The classic image of the robot in a factory is a vast arm stretching to perform basic welding, lifting and spraying on bare sheets of metal. But this picture is rapidly becoming outdated. That generation of robotic arms tended to be static, performed only a few fixed functions, and was segregated from human operators and other machines. It had scant awareness of its surroundings and little ability to react dynamically to changes in the environment.
As part of the Industry 4.0 trend, automation equipment, including robots, is becoming more mobile and versatile. It is often connected to cloud computing systems, and is required to be aware of, react to and even learn from changes in its operating environment. This includes the ability to operate alongside humans without endangering them.
The digital element of the design of these robots will be radically different, drawing on increased computing resources and sophisticated software.
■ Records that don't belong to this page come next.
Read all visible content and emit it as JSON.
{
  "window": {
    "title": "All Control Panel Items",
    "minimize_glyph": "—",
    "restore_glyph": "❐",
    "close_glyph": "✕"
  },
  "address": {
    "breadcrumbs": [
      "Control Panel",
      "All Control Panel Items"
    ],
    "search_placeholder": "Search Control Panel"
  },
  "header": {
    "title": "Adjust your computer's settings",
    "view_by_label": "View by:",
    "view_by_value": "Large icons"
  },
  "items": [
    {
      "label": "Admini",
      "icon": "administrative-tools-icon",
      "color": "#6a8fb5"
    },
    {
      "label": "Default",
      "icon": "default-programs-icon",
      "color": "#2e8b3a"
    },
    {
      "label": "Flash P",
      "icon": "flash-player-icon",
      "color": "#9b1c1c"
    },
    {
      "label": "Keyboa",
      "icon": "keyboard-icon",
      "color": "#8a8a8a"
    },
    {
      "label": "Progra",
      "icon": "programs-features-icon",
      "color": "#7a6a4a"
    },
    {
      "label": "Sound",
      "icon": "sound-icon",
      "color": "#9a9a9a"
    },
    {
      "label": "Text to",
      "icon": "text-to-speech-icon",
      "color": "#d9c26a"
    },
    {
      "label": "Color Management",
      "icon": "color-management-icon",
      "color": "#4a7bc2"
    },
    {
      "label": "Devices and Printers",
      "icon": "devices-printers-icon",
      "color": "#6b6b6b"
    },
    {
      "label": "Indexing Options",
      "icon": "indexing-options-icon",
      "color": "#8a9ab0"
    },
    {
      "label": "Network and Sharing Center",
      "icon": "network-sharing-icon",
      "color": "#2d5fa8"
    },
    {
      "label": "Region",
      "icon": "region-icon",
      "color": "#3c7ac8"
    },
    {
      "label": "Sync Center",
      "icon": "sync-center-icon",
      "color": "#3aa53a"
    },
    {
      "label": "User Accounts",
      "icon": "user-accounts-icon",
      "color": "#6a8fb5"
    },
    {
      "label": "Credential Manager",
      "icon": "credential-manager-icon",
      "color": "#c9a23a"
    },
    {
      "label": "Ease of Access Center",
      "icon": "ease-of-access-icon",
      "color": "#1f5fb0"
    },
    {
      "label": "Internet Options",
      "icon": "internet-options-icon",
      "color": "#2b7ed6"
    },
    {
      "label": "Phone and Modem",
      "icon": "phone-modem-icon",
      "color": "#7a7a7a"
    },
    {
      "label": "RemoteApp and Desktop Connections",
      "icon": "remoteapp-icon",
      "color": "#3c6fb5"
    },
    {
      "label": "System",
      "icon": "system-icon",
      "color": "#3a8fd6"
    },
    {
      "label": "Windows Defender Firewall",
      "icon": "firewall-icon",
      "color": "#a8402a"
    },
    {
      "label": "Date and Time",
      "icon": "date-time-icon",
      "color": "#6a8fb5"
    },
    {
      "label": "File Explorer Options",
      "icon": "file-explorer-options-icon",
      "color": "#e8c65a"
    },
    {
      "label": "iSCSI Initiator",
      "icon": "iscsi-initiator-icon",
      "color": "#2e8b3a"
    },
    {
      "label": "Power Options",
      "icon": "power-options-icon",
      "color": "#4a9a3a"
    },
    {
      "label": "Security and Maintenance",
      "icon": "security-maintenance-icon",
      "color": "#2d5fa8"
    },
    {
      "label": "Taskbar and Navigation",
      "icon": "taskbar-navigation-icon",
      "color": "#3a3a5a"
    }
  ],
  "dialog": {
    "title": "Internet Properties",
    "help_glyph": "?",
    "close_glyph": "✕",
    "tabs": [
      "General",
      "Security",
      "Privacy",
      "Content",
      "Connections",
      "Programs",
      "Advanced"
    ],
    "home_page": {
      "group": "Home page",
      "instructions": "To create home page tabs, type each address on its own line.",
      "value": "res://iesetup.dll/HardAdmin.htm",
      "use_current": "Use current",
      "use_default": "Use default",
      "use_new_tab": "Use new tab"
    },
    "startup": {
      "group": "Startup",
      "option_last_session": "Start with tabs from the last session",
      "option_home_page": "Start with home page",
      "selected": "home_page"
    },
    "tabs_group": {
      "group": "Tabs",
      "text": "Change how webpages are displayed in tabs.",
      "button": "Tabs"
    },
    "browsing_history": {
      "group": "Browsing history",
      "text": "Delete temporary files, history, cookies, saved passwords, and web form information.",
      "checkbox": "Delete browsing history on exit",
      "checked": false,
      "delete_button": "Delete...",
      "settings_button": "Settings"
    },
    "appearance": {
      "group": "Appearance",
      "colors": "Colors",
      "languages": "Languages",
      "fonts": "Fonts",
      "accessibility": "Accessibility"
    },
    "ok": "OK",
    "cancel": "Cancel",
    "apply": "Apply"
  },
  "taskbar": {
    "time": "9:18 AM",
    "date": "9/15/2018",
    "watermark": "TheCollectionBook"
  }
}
The analogue and sensor functionality will undergo a similar scale of transformation.
Two fields of sensor operation will be of crucial importance to next generation robots: motion and presence sensing.
In a robot, each segment and joint requires multiple motion sensors to measure position in one, two or three dimensions and to enable precise feedback to the commutation scheme of brushless DC (BLDC) motors.
Where older robots typically consisted of a single arm, new types for the smart factory are mobile, moving on ‘legs’ or consisting of a ‘torso’ on a wheeled pedestal. Many also have ‘heads’ that move and rotate on a ‘neck’. They require more position or motion sensors, often in more compact, mobile designs. The resolvers used in older robot types gave precise position information, but were bulky and expensive.
Magnetic position sensors
New robotic equipment is more likely to use magnetic position sensors in joints and motors. Magnetic sensor ICs, fabricated with standard CMOS technology, are small and operate with a cheap, paired magnet, to minimise sensor system cost. They can provide precise position information – the more precise the data, the higher the torque produced by the motor, the smoother its operation and the more accurate the movement of the robot arm.
The AS5047P rotary position sensor from AMS, for example, provides 14-bit core resolution and may be used with high‑speed motors running at up to 28,000 rpm.
Magnetic position sensors are also suitable for operation in harsh surroundings, such as a magnetically noisy environment like a factory.
Presence sensing, or spatial sensing, plays a critical role in enabling the smart factory robot to safely and rapidly perform tasks. Vision sensing will enable them to ‘see’ and identify objects around them, to navigate and avoid obstacles.
Conventionally, industrial robots use basic 2D visible light cameras because they are reliable and cheap. The latest image sensors for such cameras increase the level of detail that they can capture. For example, the CMV50000 image sensor IC from AMS, contains 47.5Mpixels and captures 30frames/s at full resolution.
Increasingly, however, robots will combine visible light imaging with infrared (IR) light detection and ranging (lidar) systems. Lidar technology, which is also being developed for use in autonomous vehicles, can provide detailed large-scale depth maps of the surroundings. The implementation of precise lidar sensing will depend on the integration of advanced IR vertical cavity surface emitting lasers (VCSELs) and high speed IR photo detectors.
New-generation robots are also likely to use ultrasonic sensors, which are also used in cars as parking sensors. They have a limited range of up to 2m, and a maximum field of view of just 30°. They are relatively cheap and accurate at close range, but susceptible to temperature and pressure changes, and to interference from other ultrasonic sensors nearby. Presence sensing systems in new robots will require a mix of technologies, including vision and ultrasonic sensors.
Safer operation of smarter robots
Innovative sensor technologies will enable new, smart factory robots to operate more independently and more safely. If the flood of data from sensor systems such as lidar is processed by new, more sophisticated computing and machine learning systems, there is also the prospect of robots working collaboratively with humans in a range of manufacturing environments to enhance the productivity of people and of the factory as a whole. oMark Donovan is a senior product marketing manager for AMS AG’s position sensors business line